Hoping to capitalize on public sympathies abroad, both the Union and the Confederacy sent diplomats and special agents overseas: the South to seek recognition and support, and the North to keep European powers from interfering. Confederate agents appealed to those conservative elements who wanted the South to serve as a bulwark against radical egalitarianism. Lincoln and his Union agents overseas learned to appeal to many foreigners by embracing emancipation and casting the Union as the embattled defender of universal republican ideals, the “last best hope of earth.”

A bold account of the international dimensions of America's defining conflict, The Cause of All Nations frames the Civil War as a pivotal moment in a global struggle that would decide the survival of democracy.
Don H. Doyle
About half of today's nation-states originated as some kind of breakaway state. The end of the Cold War witnessed a resurgence of separatist activity affecting nearly every part of the globe and stimulated a new generation of scholars to consider separatism and secession.

As the 150th anniversary of the American Civil War approaches, this collection of essays allows us to view within a broader international context one of modern history's bloodiest conflicts over secession. The contributors to this volume consider a wide range of topics related to secession, separatism, and the nationalist passions that inflame such conflicts. The first section of the book examines ethical and moral dimensions of secession, while subsequent sections look at the American Civil War, conflicts in the Gulf of Mexico, European separatism, and conflicts in the Middle East, Asia, and Africa.

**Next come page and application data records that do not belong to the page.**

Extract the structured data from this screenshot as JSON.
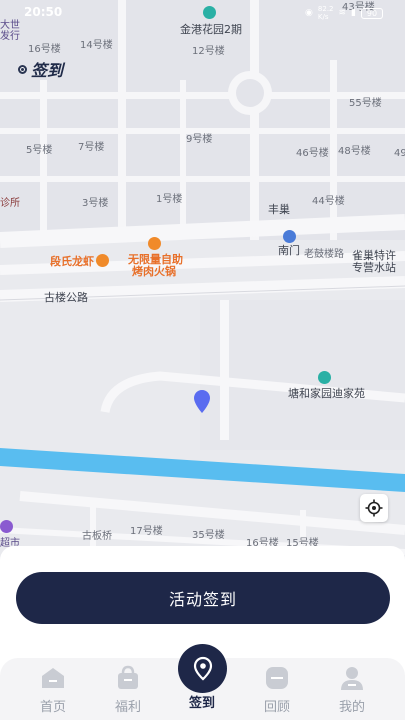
{
  "status_bar": {
    "time": "20:50",
    "net_speed_top": "82.2",
    "net_speed_bottom": "K/s",
    "battery": "90"
  },
  "brand": {
    "title": "签到"
  },
  "map": {
    "labels": {
      "da_shi": "大世",
      "fa_xing": "发行",
      "jingang": "金港花园2期",
      "b16": "16号楼",
      "b14": "14号楼",
      "b12": "12号楼",
      "b43": "43号楼",
      "b55": "55号楼",
      "b5": "5号楼",
      "b7": "7号楼",
      "b9": "9号楼",
      "b46": "46号楼",
      "b48": "48号楼",
      "b49": "49",
      "zhensuo": "诊所",
      "b3": "3号楼",
      "b1": "1号楼",
      "fengchao": "丰巢",
      "b44": "44号楼",
      "nanmen": "南门",
      "laogulou": "老鼓楼路",
      "quechao1": "雀巢特许",
      "quechao2": "专营水站",
      "duanshi": "段氏龙虾",
      "wuxian1": "无限量自助",
      "wuxian2": "烤肉火锅",
      "gulou_road": "古楼公路",
      "tanghe": "塘和家园迪家苑",
      "guban": "古板桥",
      "b17": "17号楼",
      "b35": "35号楼",
      "b16b": "16号楼",
      "b15": "15号楼",
      "chaoshi": "超市"
    }
  },
  "actions": {
    "checkin_label": "活动签到"
  },
  "tabs": [
    {
      "label": "首页",
      "icon": "home-icon"
    },
    {
      "label": "福利",
      "icon": "bag-icon"
    },
    {
      "label": "签到",
      "icon": "location-pin-icon"
    },
    {
      "label": "回顾",
      "icon": "review-icon"
    },
    {
      "label": "我的",
      "icon": "user-icon"
    }
  ],
  "colors": {
    "primary": "#1e2748",
    "river": "#59bdf0",
    "map_bg": "#e9eaee"
  }
}
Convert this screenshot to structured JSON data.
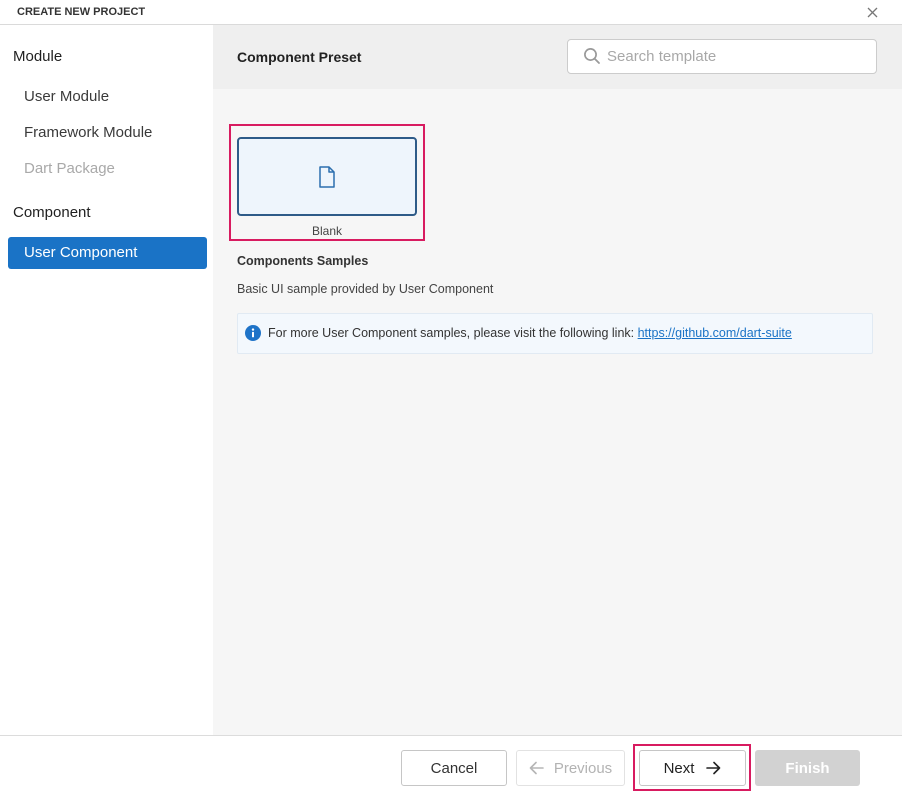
{
  "window": {
    "title": "CREATE NEW PROJECT",
    "close_icon": "close-icon"
  },
  "sidebar": {
    "sections": [
      {
        "header": "Module",
        "items": [
          {
            "label": "User Module",
            "selected": false,
            "disabled": false
          },
          {
            "label": "Framework Module",
            "selected": false,
            "disabled": false
          },
          {
            "label": "Dart Package",
            "selected": false,
            "disabled": true
          }
        ]
      },
      {
        "header": "Component",
        "items": [
          {
            "label": "User Component",
            "selected": true,
            "disabled": false
          }
        ]
      }
    ]
  },
  "main": {
    "title": "Component Preset",
    "search": {
      "icon": "search-icon",
      "placeholder": "Search template"
    },
    "presets": [
      {
        "label": "Blank",
        "icon": "document-icon",
        "selected": true,
        "highlighted": true
      }
    ],
    "samples": {
      "title": "Components Samples",
      "description": "Basic UI sample provided by User Component"
    },
    "info": {
      "icon": "info-icon",
      "text": "For more User Component samples, please visit the following link: ",
      "link": "https://github.com/dart-suite"
    }
  },
  "footer": {
    "cancel": {
      "label": "Cancel",
      "disabled": false
    },
    "previous": {
      "label": "Previous",
      "icon": "arrow-left-icon",
      "disabled": true
    },
    "next": {
      "label": "Next",
      "icon": "arrow-right-icon",
      "disabled": false,
      "highlighted": true
    },
    "finish": {
      "label": "Finish",
      "disabled": true
    }
  },
  "colors": {
    "accent": "#1a73c6",
    "highlight_annotation": "#d81b60",
    "preset_card_border": "#2e5b88",
    "disabled_text": "#a9a9a9",
    "finish_disabled_bg": "#d2d2d2"
  }
}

The contributors to this book have no common position advocating or opposing secession in principle or in any particular case. All understand it, however, as a common feature of the modern world and as a historic phenomenon of international scope. Some contributors propose that "political divorce," as secession has come to be called, ought to be subject to rational arbitration and ethical norms, instead of being decided by force. Along with these hopes for the future, Secession as an International Phenomenon offers a somber reminder of the cost the United States paid when reason failed and war was left to resolve the issue.

©2017 GoogleSite Terms of ServicePrivacyDevelopersArtistsAbout Google
By purchasing this item, you are transacting with Google Payments and agreeing to the Google Payments Terms of Service and Privacy Notice.